Hunt saved his most vitriolic outburst for the central-midfield pairing of Frank Lampard and Steven Gerrard, generally considered the best midfielders in the English Premier League.
He said: “You just can’t play those two together. With Gareth Barry injured, you need Michael Carrick in there to spray the passes around, while Lamps or Gerrard play a holding role.”
At one point in the interminable first half, Hunt turned to former South Africa goalkeeper Deshi Bhaktawer and I and roared: “Rubbish! England are being outplayed by this lot... and they’re not even a very good side by our standards!”
Almost as if Capello had read his mind, Ashley Cole was one of ten players ditched at half-time. Gerrard, who barely touched the ball in 45 minutes, made way for Carrick. Tottenham’s Aaron Lennon came on for the ineffective Wright-Phillips... and the game turned around.
For the first time, Hunt was impressed. With Defoe and Peter Crouch replaced by the traditional England pairing of Emile Heskey and Wayne Rooney, England were starting to look like an international side rather than a bunch of jet-lagged tourists.
Rooney found himself booked for dissent, and he was throwing himself into ridiculous challenges – but Hunt was loving Manchester United’s talismanic top scorer. He bellowed: “Brilliant! What an attitude. This is what it’s all about. Give me a Rooney any day!”

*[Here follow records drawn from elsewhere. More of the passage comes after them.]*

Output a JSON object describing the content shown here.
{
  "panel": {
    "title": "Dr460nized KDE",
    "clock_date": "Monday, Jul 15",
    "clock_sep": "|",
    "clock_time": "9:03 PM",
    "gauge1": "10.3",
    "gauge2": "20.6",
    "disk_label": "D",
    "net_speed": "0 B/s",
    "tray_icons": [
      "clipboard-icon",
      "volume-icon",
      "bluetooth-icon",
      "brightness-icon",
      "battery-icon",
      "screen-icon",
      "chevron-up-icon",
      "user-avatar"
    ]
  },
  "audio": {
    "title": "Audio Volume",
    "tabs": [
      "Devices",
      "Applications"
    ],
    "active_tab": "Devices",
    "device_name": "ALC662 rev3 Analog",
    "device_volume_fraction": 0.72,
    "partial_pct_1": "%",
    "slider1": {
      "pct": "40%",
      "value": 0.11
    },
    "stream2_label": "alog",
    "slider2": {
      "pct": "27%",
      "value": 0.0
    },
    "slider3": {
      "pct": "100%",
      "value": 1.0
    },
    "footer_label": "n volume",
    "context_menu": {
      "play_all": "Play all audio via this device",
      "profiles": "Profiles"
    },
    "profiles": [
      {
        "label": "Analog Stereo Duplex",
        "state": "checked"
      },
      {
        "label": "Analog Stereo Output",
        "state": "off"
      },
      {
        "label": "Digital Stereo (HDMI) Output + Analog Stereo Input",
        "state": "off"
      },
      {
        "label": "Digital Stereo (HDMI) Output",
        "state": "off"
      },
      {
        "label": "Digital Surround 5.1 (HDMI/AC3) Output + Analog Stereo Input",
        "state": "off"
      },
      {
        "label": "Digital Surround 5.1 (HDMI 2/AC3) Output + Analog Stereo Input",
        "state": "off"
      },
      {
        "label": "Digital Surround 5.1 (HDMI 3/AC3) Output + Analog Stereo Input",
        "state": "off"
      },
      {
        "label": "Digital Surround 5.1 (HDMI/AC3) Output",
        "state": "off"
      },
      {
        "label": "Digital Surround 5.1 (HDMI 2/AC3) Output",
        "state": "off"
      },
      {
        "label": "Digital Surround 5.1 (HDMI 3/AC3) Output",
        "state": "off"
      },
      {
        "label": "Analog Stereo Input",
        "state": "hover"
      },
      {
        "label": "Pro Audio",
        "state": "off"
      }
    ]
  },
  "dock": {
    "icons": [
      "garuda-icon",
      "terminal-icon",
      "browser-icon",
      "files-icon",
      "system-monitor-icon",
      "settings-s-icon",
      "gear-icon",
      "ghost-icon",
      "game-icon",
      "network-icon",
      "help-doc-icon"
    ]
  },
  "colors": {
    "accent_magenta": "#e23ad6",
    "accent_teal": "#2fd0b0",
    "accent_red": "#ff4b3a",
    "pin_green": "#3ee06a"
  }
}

Sadly, Rooney is way out of his price range at Supersports United. Three League titles on the trot haven’t served to boost their poor attendances. Though Hunt laughs: “We use our lack of crowd as a motivational tool when we play sides like Kaizer Chiefs and Orlando Pirates. I love it!”
Back on the field, Heskey was fighting hard too, and running ceaselessly. Hunt, echoing the views of so many in the England camp, said: “Look at that guy. Hardly gets a goal in the Premier League, can’t get in the Aston Villa side. But he’s great with Rooney. He runs the channels. He holds the ball up. Magic. They work well together.”
Hunt appeared to be on Capello’s wavelength throughout. The man who must be in line for the South Africa job when Carlos Alberto Parreira goes back to Brazil after the World Cup, would go with Robert Green in goal “he’s got the experience”... and the West Ham goalkeeper appeared on cue, replacing the young Joe Hart.
But all that wasn’t enough to appease the sensibilities of Hunt, a man who commands massive respect and was constantly pestered for autographs through the game. His final verdict before departing a minute from time: “I still don’t rate England. It’s the US for me!”
Exclusive video footage of Monday night’s action, including Hunt in mid-criticism, see http://www.youtube.com/watch?v=b5CX4pb8Xmo